Forward Points

AAA

DEFINITION of 'Forward Points'

The number of basis points added to or subtracted from the current spot rate to determine the forward rate. When points are added to the spot rate, there is a forward points premium; when points are subtracted from the spot rate, there is a points discount.

INVESTOPEDIA EXPLAINS 'Forward Points'

The number of forward points on a given exchange rate will be determined by the prevailing interest rates in each market, the time period between the spot and forward rate, and other market factors. For example, if the current spot rate of the USD/EUR is 0.7232 and the two-year forward rate is 0.7332, the number of forward points is 100 basis points (0.7332-0.7232).

RELATED TERMS
  1. Exchange Rate

    The price of a nation’s currency in terms of another currency. ...
  2. Basis Point - BPS

    A unit that is equal to 1/100th of 1%, and is used to denote ...
  3. Forex - FX

    The market in which currencies are traded. The forex market is ...
  4. Forward Rate

    A rate applicable to a financial transaction that will take place ...
  5. Currency Pair

    The quotation and pricing structure of the currencies traded ...
  6. Spot Exchange Rate

    The rate of a foreign-exchange contract for immediate delivery. ...
Related Articles
  1. A Primer On The Forex Market
    Options & Futures

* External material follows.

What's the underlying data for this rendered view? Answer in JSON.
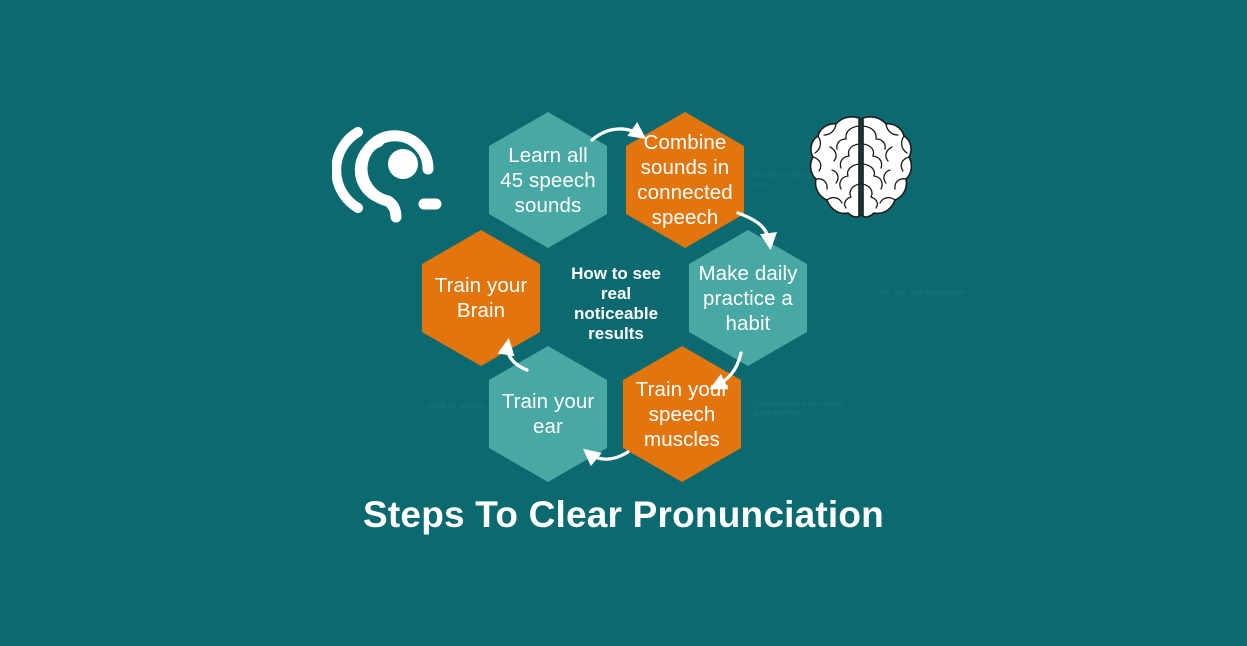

    A Primer On The Forex Market

  2. Getting Started In Forex
    Options & Futures

    Getting Started In Forex

  3. 6 Factors That Influence Exchange Rates
    Bonds & Fixed Income

    6 Factors That Influence Exchange Rates

  4. 4 Currency ETFs On The Move
    Chart Advisor

    4 Currency ETFs On The Move

Hot Definitions
  1. Debit Spread

    Two options with different market prices that an investor trades on the same underlying security. The higher priced option ...
  2. Leading Indicator

    A measurable economic factor that changes before the economy starts to follow a particular pattern or trend. Leading indicators ...
  3. Wage-Price Spiral

    A macroeconomic theory to explain the cause-and-effect relationship between rising wages and rising prices, or inflation. ...
  4. Accelerated Depreciation

    Any method of depreciation used for accounting or income tax purposes that allows greater deductions in the earlier years ...
  5. Call Risk

    The risk, faced by a holder of a callable bond, that a bond issuer will take advantage of the callable bond feature and redeem ...
  6. Parity Price

    When the price of an asset is directly linked to another price. Examples of parity price are: 1. Convertibles - the price ...
Trading Center